## [Exercise description]
When you spot the word "title" in a line of the data below, copy that line.

## [Available data]
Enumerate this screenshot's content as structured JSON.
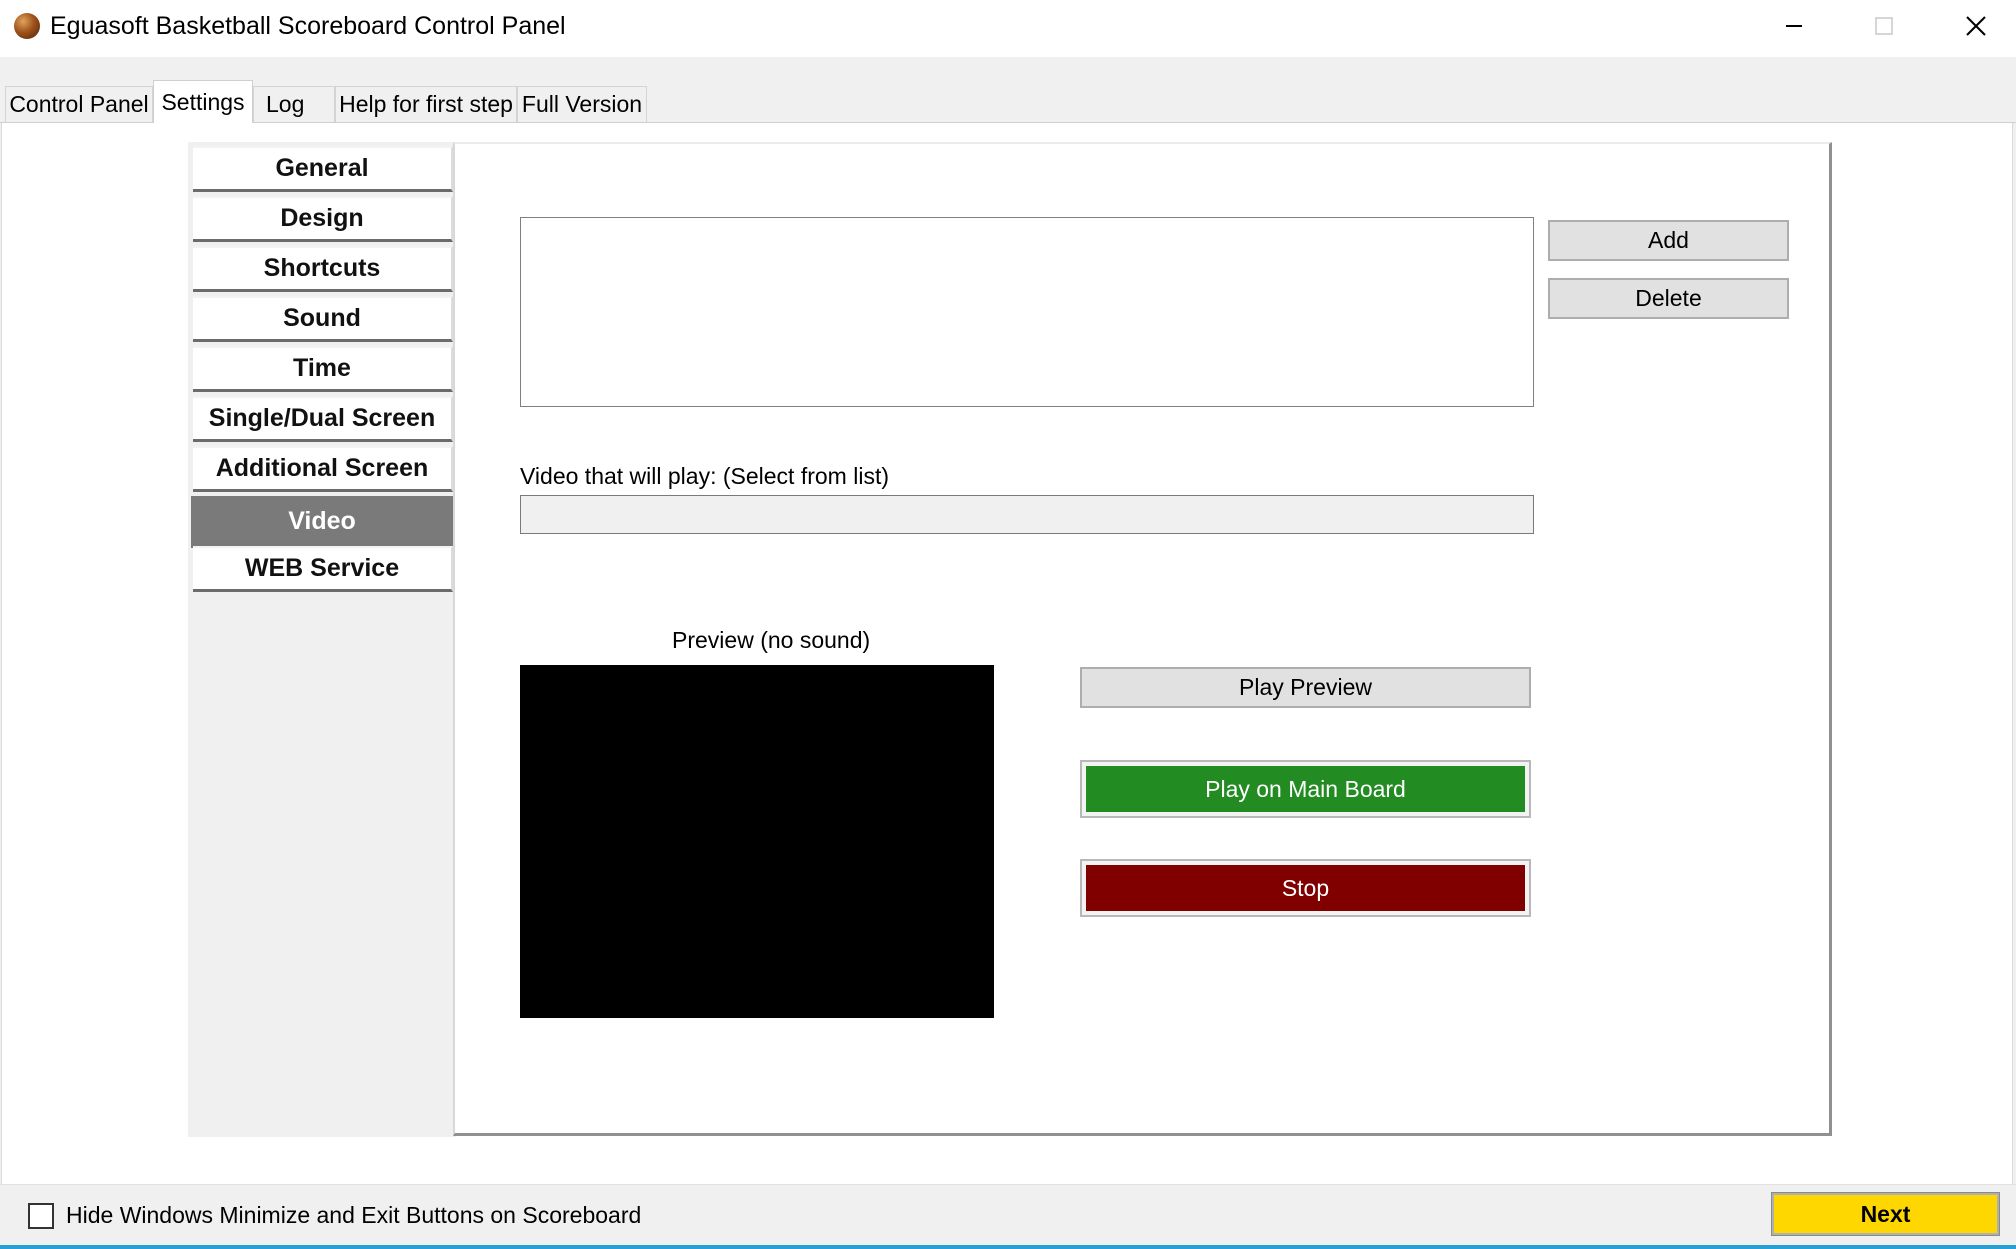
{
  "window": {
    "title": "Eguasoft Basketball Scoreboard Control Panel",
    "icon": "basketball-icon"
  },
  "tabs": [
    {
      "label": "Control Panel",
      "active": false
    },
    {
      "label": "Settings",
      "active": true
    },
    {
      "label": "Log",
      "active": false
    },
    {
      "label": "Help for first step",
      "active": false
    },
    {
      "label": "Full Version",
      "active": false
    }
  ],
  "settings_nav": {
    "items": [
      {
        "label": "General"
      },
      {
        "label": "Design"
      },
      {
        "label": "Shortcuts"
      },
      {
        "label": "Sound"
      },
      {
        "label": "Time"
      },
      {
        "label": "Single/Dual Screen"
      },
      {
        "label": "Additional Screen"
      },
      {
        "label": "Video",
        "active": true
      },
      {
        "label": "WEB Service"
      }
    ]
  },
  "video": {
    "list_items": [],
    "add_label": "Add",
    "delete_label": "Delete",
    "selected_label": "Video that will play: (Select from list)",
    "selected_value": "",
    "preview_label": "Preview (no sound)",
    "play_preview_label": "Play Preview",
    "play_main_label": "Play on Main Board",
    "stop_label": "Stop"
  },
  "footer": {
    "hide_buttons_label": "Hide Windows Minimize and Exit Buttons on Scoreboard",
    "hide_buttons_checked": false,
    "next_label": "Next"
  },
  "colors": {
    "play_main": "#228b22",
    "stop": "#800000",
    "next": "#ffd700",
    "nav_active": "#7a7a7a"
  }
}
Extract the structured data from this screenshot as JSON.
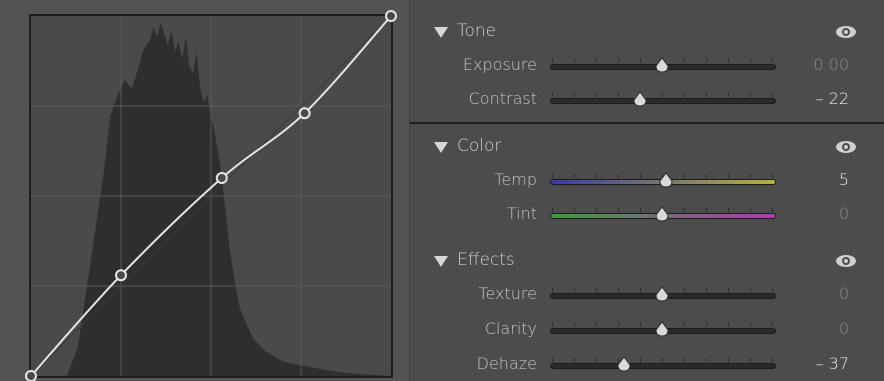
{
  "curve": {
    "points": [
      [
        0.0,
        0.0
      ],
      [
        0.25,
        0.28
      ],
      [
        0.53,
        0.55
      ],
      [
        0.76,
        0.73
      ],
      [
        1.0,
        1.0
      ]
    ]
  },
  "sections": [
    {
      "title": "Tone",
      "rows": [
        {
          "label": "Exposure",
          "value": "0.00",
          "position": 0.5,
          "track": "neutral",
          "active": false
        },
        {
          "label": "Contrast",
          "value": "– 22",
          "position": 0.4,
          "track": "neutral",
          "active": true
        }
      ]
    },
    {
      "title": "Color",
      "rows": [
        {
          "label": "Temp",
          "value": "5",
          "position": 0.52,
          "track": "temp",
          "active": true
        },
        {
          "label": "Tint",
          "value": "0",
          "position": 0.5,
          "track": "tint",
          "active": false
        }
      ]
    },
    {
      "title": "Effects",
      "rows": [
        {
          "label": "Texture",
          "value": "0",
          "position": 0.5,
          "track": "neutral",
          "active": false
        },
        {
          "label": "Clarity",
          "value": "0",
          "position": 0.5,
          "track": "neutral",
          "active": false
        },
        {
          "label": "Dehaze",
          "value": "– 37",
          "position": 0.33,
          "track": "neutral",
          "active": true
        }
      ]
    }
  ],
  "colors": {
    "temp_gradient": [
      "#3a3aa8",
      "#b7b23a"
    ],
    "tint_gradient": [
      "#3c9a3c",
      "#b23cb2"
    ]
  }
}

## [Answer box]
    "title": "Eguasoft Basketball Scoreboard Control Panel",
      "title": "Tone",
      "title": "Color",
      "title": "Effects",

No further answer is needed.